- [PROBLEM]:
Would you please copy each line of the data in which the string "resolution" occurs?

- [SOURCE MATERIAL]:
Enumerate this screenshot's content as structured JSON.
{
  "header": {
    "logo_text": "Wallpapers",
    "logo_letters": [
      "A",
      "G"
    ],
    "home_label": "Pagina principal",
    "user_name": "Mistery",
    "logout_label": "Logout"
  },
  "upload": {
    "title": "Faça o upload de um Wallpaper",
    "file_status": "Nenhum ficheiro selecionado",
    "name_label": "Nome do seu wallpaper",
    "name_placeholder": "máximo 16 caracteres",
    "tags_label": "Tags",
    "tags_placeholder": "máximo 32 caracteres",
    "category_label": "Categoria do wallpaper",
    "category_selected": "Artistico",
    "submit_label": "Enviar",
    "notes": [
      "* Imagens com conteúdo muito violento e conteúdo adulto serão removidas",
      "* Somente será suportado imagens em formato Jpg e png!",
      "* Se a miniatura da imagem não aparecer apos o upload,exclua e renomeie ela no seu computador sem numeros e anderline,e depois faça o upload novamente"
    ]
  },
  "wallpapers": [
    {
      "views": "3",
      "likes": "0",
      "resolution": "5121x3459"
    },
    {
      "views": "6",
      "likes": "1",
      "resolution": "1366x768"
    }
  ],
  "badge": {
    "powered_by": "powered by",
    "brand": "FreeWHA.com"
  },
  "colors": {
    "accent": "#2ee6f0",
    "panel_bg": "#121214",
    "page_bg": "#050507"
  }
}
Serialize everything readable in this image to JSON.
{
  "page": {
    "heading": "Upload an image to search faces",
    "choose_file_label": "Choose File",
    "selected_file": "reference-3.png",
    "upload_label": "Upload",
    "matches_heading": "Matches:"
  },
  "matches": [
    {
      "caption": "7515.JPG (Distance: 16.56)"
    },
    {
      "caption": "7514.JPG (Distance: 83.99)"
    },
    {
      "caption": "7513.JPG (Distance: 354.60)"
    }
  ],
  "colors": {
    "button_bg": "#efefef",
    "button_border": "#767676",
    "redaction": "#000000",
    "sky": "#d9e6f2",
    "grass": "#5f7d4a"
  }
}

- [RESPONSE TO THE TASK]:
      "resolution": "5121x3459"
      "resolution": "1366x768"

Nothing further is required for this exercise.